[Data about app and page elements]
☆ ☆ ☆ ☆ ☆

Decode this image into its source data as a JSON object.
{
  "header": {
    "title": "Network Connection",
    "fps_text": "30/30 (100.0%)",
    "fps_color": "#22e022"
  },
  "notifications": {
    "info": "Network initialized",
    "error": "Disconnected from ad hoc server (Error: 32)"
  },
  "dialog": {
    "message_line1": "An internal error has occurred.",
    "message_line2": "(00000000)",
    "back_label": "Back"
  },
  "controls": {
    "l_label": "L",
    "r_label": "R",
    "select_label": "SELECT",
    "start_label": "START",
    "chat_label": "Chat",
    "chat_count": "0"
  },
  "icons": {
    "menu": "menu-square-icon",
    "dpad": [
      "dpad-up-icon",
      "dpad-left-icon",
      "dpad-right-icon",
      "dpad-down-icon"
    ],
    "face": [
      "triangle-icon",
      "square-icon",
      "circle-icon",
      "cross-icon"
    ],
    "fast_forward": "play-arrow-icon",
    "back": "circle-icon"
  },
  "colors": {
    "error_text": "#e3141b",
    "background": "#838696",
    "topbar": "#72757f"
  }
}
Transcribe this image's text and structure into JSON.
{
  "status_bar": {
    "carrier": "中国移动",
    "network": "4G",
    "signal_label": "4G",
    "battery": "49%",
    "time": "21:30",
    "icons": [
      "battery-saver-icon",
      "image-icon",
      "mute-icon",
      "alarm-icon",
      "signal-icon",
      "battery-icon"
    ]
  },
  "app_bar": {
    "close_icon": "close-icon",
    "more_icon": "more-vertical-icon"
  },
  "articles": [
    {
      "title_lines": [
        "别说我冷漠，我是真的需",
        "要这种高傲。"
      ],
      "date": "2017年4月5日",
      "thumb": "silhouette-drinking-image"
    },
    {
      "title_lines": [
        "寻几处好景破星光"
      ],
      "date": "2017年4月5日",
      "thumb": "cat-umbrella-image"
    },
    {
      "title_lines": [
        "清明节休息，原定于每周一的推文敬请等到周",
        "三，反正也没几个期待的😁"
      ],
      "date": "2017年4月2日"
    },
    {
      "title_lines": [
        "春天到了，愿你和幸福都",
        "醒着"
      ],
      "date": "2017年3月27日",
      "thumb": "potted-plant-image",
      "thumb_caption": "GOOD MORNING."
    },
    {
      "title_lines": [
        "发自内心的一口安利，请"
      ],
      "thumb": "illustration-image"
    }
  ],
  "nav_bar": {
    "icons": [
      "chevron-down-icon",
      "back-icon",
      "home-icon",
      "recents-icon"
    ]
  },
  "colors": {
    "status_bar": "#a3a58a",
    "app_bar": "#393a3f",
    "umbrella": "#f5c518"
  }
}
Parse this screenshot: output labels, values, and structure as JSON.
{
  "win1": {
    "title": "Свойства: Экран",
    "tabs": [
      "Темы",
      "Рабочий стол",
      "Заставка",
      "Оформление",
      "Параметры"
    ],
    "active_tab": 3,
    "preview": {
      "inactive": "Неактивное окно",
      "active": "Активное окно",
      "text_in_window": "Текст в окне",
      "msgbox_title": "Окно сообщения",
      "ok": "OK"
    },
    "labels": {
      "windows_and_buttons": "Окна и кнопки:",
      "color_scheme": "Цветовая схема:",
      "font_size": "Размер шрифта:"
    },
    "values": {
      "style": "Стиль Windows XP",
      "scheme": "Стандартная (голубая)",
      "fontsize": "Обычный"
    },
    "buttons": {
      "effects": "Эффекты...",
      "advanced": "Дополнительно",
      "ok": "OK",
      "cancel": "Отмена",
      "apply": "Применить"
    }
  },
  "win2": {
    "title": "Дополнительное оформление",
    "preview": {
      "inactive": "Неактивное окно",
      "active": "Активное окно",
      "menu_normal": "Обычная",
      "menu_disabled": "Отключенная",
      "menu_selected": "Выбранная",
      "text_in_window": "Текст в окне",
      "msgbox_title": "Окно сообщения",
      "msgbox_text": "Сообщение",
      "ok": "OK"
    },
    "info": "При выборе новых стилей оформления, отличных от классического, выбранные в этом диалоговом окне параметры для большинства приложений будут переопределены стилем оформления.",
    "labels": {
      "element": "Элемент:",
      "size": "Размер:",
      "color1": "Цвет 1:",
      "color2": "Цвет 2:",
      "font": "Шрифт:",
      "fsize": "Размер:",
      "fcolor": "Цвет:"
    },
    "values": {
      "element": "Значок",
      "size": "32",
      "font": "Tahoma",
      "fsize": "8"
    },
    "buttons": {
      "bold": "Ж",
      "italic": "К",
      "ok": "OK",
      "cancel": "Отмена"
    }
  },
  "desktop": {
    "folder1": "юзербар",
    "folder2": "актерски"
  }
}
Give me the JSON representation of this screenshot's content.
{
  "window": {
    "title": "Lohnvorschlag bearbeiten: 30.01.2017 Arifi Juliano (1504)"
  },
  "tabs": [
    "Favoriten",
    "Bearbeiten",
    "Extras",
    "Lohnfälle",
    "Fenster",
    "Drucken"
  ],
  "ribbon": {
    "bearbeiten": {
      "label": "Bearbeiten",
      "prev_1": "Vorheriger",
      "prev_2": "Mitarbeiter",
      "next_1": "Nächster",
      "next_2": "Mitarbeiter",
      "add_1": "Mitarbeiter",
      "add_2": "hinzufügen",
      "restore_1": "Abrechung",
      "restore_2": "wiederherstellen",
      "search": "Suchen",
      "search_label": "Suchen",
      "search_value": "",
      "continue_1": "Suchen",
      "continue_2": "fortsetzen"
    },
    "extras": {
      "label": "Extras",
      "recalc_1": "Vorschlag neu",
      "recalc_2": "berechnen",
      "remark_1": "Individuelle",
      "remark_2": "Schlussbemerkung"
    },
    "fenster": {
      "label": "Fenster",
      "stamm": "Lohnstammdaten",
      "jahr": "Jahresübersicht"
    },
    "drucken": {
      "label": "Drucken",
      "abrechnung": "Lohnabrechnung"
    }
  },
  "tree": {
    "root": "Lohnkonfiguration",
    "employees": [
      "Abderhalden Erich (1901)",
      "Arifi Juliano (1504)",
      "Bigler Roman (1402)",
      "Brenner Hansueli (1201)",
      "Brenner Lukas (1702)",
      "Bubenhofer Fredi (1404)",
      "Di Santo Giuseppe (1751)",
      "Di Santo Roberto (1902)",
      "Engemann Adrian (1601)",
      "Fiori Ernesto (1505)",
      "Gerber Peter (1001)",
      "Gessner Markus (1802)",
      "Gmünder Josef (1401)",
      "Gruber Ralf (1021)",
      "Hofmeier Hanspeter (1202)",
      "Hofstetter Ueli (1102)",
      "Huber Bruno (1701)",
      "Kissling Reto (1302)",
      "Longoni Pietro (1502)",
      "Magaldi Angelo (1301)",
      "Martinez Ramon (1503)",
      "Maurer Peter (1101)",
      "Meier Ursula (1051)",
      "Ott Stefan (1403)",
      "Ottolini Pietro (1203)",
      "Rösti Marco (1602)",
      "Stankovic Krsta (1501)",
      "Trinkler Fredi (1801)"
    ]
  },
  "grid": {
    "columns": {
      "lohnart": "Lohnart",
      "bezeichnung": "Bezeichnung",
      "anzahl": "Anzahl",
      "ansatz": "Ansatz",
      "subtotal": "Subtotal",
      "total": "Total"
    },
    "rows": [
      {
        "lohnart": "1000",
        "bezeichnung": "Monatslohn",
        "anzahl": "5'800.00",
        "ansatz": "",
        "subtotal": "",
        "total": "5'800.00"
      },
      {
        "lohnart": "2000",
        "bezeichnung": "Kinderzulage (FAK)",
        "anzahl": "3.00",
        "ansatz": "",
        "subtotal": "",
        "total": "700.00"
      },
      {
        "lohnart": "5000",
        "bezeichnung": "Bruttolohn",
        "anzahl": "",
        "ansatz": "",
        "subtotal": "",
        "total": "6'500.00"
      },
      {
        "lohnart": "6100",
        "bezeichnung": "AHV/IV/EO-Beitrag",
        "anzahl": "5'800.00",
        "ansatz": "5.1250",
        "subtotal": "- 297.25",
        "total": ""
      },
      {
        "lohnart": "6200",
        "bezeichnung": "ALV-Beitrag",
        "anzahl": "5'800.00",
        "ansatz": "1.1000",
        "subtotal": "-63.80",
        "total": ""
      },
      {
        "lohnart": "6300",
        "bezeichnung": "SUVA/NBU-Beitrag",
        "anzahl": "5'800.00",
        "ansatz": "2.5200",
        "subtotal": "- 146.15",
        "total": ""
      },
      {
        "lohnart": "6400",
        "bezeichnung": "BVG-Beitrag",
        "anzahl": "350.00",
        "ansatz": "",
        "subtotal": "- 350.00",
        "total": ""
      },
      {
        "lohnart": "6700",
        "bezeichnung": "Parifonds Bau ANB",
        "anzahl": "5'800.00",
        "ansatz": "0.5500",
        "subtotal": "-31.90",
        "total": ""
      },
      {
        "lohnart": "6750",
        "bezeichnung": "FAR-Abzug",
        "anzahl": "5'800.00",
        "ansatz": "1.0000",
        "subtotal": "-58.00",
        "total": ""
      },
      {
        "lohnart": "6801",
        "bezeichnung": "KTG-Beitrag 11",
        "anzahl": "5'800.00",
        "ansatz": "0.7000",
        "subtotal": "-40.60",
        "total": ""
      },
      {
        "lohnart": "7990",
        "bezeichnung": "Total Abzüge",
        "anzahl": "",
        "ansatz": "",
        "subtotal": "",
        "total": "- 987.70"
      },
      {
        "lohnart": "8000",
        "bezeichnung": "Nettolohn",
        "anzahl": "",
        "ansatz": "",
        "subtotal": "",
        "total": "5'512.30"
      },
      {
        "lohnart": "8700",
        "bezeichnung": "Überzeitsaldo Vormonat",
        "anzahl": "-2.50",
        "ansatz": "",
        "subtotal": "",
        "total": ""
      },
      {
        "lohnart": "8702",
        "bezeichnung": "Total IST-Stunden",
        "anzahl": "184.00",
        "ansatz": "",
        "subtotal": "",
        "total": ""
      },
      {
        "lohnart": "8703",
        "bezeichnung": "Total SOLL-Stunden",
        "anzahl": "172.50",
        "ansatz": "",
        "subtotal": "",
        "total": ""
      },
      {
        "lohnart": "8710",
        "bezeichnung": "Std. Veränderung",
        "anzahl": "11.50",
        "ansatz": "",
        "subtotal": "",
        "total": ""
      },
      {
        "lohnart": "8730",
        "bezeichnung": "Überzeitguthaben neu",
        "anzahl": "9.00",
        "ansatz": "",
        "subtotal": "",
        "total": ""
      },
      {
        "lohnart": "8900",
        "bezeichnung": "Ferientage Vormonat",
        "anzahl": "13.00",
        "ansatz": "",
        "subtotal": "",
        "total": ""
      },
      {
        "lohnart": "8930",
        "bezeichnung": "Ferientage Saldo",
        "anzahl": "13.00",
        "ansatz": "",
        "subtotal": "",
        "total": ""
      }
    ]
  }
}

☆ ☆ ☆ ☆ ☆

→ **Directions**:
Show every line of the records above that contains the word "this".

→ **Answer space**:
Decode this image into its source data as a JSON object.
Transcribe this image's text and structure into JSON.
Parse this screenshot: output labels, values, and structure as JSON.
Give me the JSON representation of this screenshot's content.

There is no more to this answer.